• [Exercise details]: Where a line holds the word "ADET", copy it from the records.

/---

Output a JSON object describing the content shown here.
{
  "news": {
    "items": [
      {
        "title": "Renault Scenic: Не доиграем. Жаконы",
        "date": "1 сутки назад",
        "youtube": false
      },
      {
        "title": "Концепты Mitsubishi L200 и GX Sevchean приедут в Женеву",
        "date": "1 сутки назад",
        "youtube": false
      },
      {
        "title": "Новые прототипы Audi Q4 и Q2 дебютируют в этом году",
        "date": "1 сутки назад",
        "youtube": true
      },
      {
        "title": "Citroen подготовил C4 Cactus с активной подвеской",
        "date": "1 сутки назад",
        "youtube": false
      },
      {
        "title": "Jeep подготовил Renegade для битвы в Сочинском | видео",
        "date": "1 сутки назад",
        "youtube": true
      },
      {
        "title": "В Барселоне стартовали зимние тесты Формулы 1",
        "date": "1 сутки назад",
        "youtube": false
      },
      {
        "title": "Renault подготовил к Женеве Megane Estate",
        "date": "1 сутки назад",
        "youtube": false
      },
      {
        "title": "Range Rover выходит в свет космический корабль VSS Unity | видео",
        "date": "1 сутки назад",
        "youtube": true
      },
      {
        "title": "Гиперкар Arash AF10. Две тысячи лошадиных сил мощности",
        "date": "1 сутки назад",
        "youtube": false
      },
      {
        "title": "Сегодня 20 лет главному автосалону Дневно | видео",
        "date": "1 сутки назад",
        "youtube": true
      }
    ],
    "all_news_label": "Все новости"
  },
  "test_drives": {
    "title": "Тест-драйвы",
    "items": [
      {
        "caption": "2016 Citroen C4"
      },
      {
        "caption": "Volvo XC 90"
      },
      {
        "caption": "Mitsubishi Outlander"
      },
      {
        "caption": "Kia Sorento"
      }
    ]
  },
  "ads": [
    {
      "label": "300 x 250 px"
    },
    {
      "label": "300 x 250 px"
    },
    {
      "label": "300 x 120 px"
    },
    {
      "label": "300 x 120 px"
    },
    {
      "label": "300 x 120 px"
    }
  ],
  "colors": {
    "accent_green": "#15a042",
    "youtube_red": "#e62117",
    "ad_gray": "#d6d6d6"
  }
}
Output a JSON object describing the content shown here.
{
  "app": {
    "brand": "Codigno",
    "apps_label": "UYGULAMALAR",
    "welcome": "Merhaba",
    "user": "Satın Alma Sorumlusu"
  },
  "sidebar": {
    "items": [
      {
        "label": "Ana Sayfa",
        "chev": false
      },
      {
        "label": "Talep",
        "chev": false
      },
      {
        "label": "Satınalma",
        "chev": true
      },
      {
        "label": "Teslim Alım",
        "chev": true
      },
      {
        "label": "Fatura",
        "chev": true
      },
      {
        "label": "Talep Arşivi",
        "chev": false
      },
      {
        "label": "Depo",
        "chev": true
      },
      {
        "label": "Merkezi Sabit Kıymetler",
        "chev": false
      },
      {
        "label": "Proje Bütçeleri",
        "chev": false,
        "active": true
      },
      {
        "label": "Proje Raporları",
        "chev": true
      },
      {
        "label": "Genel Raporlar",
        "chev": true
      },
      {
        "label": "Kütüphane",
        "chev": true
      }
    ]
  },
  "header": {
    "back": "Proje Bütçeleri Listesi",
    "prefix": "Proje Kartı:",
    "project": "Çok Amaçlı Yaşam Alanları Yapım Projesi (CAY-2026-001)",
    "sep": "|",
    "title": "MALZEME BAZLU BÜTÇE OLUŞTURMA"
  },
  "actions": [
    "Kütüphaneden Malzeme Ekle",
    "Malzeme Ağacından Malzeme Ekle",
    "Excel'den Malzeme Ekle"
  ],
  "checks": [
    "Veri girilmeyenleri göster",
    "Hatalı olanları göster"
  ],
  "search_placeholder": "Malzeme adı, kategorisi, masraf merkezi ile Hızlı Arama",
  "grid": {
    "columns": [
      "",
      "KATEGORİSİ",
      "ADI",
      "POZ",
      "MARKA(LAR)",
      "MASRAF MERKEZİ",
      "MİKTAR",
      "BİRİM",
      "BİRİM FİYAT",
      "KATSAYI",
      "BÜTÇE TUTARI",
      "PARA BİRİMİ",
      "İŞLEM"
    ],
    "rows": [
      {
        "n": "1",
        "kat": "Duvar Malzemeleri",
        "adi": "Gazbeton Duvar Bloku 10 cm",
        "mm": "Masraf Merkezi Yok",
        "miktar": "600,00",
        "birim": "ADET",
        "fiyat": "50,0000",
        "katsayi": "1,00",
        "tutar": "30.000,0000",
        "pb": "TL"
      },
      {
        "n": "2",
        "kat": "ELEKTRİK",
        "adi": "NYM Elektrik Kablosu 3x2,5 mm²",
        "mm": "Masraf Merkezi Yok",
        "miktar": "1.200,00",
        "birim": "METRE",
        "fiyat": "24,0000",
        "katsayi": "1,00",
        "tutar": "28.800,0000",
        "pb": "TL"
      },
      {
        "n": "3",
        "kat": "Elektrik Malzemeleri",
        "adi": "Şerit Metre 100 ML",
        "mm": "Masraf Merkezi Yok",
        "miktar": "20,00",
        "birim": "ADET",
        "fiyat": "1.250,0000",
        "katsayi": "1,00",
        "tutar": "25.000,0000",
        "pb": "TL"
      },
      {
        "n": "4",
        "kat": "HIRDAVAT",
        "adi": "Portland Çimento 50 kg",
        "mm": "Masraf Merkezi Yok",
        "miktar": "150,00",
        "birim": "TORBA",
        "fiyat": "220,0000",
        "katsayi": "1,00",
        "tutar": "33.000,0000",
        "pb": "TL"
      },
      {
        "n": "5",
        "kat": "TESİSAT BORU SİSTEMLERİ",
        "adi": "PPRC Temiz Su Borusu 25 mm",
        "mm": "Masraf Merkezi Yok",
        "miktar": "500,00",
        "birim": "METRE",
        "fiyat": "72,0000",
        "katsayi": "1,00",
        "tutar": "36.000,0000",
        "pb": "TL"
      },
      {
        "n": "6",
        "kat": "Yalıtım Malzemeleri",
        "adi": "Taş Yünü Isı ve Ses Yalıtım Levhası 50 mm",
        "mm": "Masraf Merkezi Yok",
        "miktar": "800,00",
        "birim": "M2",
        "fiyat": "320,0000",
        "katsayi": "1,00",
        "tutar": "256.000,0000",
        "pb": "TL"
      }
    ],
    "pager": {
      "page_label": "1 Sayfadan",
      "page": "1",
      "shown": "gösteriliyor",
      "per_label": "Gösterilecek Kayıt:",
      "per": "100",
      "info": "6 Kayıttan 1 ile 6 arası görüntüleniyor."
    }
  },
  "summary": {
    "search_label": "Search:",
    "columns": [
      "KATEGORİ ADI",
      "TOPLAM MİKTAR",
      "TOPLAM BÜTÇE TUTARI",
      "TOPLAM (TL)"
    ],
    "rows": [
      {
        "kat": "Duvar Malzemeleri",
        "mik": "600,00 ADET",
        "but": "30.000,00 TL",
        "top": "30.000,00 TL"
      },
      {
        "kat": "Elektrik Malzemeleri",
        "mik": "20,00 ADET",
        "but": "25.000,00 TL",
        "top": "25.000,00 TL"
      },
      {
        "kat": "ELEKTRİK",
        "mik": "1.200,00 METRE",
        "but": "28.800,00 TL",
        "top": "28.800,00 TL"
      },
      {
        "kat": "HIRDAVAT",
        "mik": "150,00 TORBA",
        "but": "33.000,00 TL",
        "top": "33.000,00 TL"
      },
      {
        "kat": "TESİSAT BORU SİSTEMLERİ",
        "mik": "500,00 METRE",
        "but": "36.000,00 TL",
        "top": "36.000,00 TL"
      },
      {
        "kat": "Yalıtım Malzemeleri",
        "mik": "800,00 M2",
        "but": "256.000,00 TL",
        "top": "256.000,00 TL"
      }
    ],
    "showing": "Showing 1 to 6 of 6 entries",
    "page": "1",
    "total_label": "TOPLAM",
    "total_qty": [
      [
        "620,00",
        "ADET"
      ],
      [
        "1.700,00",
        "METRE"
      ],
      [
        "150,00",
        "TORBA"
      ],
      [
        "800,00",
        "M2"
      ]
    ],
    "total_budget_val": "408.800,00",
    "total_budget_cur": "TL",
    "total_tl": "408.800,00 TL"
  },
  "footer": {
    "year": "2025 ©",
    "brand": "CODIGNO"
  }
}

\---

• [Exercise answer]:
        "birim": "ADET",
        "birim": "ADET",
        "mik": "600,00 ADET",
        "mik": "20,00 ADET",
        "ADET"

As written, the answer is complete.